> _Requirement_:
Reading the data below, count the lines that carry the string "text". Give nothing but the count.

> _Extracted entries_:
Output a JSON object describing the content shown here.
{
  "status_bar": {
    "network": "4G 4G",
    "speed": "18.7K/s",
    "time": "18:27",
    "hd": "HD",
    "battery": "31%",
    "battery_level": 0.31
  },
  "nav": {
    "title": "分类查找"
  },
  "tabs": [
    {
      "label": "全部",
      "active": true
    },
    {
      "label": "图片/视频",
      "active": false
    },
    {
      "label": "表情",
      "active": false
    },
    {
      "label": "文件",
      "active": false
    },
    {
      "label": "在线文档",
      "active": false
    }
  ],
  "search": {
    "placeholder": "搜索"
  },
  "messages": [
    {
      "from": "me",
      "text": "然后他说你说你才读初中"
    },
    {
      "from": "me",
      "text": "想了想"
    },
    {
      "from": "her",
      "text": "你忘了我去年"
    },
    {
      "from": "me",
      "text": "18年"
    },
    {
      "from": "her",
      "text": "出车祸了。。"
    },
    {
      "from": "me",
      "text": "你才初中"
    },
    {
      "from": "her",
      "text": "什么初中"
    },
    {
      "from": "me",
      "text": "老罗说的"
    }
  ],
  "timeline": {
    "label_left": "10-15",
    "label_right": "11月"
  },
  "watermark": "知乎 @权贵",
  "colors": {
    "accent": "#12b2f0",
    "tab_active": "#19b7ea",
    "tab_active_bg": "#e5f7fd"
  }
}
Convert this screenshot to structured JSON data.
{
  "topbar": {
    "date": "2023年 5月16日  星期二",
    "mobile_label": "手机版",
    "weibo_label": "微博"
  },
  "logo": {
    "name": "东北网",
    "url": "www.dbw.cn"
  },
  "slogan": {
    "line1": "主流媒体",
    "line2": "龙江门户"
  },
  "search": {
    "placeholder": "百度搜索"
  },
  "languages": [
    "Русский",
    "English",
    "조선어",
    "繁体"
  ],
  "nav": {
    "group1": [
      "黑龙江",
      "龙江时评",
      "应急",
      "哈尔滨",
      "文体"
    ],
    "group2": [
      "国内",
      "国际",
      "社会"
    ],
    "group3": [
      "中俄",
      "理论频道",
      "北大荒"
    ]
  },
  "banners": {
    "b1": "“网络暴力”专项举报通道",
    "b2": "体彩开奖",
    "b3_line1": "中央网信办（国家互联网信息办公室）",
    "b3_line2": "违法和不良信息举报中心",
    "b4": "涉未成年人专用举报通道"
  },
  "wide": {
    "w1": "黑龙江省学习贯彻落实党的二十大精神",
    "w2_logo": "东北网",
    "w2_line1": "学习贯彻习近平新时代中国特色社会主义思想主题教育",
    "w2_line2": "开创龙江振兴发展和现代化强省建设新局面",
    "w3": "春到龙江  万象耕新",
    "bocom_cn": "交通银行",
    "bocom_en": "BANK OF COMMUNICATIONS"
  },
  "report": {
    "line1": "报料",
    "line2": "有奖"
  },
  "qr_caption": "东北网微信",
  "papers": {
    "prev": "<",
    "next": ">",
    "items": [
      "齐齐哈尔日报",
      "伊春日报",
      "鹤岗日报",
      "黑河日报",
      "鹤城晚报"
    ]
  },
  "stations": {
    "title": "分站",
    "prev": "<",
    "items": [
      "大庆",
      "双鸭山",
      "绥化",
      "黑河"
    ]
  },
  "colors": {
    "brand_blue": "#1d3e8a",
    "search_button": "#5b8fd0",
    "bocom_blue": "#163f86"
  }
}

> _Solution to the problem_:
8